Exercise objective
Some lines in the material below hold the word "Load". Copy all of them.

Data shown
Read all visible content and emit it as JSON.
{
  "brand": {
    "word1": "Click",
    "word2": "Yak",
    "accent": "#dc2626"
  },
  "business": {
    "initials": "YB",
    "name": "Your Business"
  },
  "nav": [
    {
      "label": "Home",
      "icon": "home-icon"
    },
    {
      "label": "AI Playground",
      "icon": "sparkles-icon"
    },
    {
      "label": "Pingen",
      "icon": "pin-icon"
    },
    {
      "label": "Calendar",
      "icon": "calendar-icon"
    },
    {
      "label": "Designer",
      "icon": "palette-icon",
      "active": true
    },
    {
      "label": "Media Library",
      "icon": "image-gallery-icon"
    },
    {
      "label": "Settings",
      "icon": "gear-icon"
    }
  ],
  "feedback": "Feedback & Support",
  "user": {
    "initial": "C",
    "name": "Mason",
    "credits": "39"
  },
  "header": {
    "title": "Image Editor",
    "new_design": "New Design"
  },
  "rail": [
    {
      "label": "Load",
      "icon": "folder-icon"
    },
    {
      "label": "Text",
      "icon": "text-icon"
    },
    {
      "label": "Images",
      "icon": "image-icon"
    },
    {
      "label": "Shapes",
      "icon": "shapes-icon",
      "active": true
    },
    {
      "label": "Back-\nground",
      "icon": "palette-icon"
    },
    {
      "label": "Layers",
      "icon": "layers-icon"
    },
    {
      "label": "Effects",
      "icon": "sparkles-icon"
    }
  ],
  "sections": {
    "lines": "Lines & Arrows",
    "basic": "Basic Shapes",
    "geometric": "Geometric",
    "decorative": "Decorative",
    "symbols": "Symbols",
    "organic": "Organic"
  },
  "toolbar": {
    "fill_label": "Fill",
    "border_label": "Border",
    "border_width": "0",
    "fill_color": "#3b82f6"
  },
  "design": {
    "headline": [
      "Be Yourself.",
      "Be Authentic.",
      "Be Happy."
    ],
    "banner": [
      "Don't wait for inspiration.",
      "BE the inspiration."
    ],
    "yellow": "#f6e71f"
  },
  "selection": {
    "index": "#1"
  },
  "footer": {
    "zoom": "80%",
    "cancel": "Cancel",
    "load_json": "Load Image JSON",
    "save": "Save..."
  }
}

The completed task
      "label": "Load",
    "load_json": "Load Image JSON",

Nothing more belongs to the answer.